Because rust spreads quickly, it’s important to scrape it off as soon as it appears. Then, scrub with warm water and soap and apply a metal conditioner or other protective coating to prevent further oxidation. If necessary, apply a new coat of paint to the area.

Industrial Metal Supply is the Southland’s largest supplier of all types of metal and metalworking accessories, including rust prevention products.


Carbon Steel vs Stainless Steel

Carbon and stainless steel are both created with percentages of carbon and iron, but their characteristics are fairly distinct. Below, we’ve outlined the benefits and drawbacks of each alloy.

Carbon Steel

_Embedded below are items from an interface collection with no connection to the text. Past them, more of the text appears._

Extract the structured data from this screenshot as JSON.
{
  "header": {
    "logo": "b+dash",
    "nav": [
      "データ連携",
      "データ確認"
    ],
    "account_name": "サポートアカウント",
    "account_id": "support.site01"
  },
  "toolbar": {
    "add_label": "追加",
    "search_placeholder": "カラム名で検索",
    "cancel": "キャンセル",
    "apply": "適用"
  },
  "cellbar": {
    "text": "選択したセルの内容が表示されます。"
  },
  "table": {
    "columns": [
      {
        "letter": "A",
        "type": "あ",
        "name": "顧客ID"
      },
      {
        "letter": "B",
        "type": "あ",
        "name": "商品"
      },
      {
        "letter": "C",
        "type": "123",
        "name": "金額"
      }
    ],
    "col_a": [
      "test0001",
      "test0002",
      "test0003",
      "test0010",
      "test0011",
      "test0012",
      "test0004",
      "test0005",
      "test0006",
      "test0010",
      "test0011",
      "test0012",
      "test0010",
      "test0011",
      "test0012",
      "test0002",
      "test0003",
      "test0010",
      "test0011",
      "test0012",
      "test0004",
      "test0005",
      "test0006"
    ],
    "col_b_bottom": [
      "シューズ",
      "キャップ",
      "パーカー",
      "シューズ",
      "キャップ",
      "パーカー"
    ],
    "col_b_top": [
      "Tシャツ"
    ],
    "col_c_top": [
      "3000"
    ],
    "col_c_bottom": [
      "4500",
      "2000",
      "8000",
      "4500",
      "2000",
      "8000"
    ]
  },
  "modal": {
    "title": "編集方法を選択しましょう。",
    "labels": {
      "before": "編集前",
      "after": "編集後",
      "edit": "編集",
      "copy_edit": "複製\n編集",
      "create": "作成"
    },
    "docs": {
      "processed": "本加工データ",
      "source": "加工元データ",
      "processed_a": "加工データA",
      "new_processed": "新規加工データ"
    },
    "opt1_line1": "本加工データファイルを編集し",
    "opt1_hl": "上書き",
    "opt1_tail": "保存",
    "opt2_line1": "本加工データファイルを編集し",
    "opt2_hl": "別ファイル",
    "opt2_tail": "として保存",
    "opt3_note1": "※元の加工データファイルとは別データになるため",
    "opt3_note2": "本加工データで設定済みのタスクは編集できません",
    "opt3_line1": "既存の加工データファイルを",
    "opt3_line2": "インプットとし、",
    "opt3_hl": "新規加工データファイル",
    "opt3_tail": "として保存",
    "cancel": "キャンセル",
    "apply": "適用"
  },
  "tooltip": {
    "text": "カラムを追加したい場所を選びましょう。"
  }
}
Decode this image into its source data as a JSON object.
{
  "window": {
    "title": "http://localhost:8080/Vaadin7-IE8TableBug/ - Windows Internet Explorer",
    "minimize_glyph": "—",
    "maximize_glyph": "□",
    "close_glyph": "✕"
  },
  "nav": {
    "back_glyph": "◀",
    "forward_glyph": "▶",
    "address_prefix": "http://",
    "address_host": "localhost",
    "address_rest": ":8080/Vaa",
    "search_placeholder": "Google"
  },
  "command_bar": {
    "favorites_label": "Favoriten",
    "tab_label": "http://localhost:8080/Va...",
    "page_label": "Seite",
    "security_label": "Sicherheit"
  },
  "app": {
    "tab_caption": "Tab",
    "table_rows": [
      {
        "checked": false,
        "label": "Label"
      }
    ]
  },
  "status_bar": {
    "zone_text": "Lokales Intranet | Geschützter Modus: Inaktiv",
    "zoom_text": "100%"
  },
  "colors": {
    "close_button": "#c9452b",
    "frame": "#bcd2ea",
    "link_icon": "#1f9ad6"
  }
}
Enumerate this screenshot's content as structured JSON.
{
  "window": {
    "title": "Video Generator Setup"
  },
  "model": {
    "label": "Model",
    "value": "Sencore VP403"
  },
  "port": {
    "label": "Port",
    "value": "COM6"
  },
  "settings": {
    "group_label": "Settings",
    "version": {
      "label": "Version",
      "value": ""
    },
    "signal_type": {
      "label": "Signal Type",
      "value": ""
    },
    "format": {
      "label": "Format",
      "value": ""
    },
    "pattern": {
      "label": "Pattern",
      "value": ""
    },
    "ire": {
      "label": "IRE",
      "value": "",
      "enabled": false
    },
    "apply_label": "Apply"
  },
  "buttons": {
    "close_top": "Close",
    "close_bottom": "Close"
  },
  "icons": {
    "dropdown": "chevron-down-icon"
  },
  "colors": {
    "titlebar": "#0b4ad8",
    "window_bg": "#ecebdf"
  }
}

This is the most basic form of steel available. A tiny proportion of carbon is added to drastically improve the metal’s hardness, but it also makes the carbon steel less ductile. Typically, the percentage of carbon in this steel is much higher than in stainless steel, and it largely defines how the metal behaves. Any other alloying elements — such as manganese, tungsten, or chromium — have a smaller effect on the carbon steel’s overall properties.

That being said, carbon steel still makes up around 90% of today’s steel production. It can be used to make a wide range of products, such as automobile parts, structural beams, knives, steel wires, and refrigerator parts. The alloy is susceptible to corrosion, so it needs to be galvanized for outdoor use. It’s also not nearly as attractive as stainless steel, with a dull, uninspiring finish. Overall, the higher carbon content increases the metal’s durability, heat distribution, and malleability, but it also lowers its melting point.

Stainless Steel

On a superficial level, stainless steel is an attractive metal, with a lustrous and reflective finish that is easy on the eyes. This is due to the high percentage of chromium (over 10.5%) in the alloy, which changes its appearance and also helps to prevent corrosion. Unlike carbon steel, stainless steel has a chromium oxide coating that protects against rust and stains. Some stainless steel alloys are even resistant to sulfuric or phosphoric acid.

You’ll find stainless steel in countless applications, including handrails, cutlery, razor blades, hot water tanks, medical instruments, jewelry, and many others. During the Art Deco period, stainless steel was hugely influential in creating decorative and structural elements that we revere today. However, stainless steel is heavier than carbon steel and aluminum, with the lowest strength-to-weight ratio. That makes it unsuitable for aviation and other industries where weight is a critical factor.

Overall, stainless steel’s decorative and rust-resistant properties make it the clear winner for many people, but carbon steel is still the preferred metal for manufacturing and construction purposes.